Recycle or trash?

One of the dilemmas I run across every day is what to do with old code.  Not unlike the plastic bottles we bin at home, old code needs to be recycled.  A lot of code can be reused, what we use daily, we have built on knowledge of years past.  The problem is, that like the plastic bottles, sometimes making new code from old is inefficient as compared to starting from scratch.

With our DDA Pulse project, which is the large project I’m working on when I don’t have pressing client projects, I am trying to take a number of our projects from the past, and put them together into one project that can be pulled together using modular installations.  It would then run similarly to a number of open source projects where you can pick and choose the modules you need for your particular application.  In theory this is a great idea.  Trying to get the code together to make that happen is another matter entirely.  
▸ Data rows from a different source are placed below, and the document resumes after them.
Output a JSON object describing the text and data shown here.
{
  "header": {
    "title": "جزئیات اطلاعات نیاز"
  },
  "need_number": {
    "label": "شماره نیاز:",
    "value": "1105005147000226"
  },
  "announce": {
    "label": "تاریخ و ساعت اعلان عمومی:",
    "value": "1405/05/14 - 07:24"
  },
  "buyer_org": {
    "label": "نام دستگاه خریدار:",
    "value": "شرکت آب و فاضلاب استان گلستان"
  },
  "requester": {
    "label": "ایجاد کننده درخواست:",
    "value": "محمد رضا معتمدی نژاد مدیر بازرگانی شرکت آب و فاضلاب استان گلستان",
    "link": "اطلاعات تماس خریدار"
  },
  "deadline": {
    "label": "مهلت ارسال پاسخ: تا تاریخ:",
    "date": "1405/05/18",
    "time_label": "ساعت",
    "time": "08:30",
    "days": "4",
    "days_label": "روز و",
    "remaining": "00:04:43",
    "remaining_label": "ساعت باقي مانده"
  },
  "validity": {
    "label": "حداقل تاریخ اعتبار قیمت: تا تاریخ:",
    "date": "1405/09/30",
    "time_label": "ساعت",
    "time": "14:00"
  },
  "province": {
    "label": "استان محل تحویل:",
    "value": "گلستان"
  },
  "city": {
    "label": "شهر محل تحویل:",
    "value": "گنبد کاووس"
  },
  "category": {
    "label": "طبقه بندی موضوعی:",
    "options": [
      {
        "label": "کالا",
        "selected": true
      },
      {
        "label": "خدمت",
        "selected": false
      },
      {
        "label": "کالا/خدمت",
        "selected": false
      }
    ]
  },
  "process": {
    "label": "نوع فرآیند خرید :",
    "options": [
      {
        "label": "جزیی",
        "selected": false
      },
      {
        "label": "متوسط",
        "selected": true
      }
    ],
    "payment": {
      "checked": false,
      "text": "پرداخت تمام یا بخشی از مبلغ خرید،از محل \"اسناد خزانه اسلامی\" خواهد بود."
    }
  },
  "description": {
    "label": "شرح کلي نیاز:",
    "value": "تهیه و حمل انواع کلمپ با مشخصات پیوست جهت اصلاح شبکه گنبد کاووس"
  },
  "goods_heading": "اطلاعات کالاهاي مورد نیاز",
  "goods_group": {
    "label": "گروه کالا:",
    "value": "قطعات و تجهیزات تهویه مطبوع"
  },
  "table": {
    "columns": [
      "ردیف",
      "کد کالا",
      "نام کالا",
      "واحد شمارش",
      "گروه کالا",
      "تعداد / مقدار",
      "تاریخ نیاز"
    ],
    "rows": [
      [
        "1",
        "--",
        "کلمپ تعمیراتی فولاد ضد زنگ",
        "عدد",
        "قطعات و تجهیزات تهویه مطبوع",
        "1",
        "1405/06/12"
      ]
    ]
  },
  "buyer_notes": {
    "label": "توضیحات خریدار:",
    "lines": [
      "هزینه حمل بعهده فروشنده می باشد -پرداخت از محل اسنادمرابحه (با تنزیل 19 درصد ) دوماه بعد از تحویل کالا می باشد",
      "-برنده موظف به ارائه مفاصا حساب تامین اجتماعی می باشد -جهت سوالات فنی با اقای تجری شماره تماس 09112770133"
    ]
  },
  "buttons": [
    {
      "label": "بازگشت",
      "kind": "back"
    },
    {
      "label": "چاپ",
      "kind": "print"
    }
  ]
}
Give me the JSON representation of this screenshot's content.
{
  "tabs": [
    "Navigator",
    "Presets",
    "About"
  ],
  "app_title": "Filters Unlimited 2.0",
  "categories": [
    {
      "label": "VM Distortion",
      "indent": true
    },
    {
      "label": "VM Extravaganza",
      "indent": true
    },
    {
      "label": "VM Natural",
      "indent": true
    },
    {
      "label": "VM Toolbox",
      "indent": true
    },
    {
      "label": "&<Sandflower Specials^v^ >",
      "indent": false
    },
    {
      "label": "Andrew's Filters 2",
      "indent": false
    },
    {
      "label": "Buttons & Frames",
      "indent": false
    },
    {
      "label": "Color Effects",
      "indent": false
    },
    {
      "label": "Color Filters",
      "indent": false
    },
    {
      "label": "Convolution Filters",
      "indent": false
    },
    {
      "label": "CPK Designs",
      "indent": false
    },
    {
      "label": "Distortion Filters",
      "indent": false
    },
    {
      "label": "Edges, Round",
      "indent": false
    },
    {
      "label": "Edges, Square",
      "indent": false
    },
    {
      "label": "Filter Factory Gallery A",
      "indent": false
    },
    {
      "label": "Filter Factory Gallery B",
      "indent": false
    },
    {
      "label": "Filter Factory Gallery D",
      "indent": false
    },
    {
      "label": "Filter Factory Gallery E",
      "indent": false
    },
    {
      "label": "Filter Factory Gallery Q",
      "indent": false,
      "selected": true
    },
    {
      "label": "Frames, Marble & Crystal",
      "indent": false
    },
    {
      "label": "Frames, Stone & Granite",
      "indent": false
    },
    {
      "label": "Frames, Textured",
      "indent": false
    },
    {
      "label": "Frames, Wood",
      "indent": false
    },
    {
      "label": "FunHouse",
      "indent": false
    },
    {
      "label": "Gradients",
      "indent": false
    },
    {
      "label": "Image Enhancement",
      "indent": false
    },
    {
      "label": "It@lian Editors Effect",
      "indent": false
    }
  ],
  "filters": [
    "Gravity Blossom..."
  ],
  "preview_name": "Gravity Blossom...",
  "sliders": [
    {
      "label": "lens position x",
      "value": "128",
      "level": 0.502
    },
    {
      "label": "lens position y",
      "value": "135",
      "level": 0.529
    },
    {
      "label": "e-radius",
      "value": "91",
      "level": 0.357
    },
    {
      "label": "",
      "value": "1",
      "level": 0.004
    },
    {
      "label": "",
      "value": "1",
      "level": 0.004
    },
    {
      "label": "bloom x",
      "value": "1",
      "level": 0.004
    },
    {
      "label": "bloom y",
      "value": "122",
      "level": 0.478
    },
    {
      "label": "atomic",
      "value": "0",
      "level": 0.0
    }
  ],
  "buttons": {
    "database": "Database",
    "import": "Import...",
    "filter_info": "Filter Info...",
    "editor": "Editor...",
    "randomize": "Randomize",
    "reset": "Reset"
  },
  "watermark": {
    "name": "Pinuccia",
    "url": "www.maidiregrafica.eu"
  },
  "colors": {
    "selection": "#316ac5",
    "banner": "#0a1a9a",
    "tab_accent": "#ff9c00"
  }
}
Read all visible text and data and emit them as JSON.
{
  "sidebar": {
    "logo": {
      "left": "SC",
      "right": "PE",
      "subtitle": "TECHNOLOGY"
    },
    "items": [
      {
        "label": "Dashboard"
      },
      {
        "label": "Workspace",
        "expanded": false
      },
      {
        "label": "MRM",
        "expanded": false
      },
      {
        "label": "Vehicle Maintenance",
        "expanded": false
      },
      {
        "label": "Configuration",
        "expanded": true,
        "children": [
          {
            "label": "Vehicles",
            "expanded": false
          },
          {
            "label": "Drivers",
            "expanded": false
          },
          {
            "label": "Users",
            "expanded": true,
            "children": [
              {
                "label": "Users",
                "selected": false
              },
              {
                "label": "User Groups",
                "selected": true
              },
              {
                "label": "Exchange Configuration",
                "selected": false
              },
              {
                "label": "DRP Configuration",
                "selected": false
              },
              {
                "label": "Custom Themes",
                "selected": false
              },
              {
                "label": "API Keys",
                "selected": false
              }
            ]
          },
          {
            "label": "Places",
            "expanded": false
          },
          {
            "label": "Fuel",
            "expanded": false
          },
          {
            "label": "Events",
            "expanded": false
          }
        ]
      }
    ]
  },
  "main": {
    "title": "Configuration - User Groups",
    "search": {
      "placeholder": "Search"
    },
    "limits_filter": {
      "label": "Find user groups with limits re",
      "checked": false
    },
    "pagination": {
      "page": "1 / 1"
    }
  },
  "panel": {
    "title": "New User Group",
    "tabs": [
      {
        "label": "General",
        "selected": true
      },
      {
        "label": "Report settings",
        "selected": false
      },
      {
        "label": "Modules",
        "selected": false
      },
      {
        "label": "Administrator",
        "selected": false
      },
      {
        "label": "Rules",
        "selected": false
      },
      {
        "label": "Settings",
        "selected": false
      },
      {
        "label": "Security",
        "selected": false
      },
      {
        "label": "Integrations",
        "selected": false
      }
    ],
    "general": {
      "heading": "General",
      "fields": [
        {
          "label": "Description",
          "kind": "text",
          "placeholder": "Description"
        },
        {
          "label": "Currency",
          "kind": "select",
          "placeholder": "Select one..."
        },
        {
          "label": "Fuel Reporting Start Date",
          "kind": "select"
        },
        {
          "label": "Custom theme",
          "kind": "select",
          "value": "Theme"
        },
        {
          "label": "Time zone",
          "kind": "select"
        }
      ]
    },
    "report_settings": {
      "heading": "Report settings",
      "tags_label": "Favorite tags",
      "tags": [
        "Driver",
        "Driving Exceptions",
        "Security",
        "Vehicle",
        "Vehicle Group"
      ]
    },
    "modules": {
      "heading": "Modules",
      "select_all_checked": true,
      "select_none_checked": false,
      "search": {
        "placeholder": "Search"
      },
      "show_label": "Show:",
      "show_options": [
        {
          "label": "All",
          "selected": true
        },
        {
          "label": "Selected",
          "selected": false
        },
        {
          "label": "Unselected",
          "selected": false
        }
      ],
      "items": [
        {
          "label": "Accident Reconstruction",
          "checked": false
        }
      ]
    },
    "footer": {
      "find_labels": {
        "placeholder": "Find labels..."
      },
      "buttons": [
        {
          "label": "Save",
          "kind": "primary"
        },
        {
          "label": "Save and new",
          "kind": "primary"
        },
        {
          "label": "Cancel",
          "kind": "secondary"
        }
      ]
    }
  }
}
Sometimes I wonder if I wouldn’t have been better off creating the code over, simply using what I know now instead of my old code which I’ve been consistently improving upon.   But the base is there, and I’ve put in some good coding standards to make development in the future better, there are just points where things still don’t work as they did before.  Now one might say ‘well, why did you change it’ and my only answer is that if I was to work with this code in the future, I would want the code to be standardized and organized, not just strung together happily working along because that was the time constraint under which it was written.

I’m also starting to believe in the theories I used to laugh at, the standard programming procedures, such as getting your requirements and building data structures, flowcharts and things prior to starting any actual code, but that’s for another day.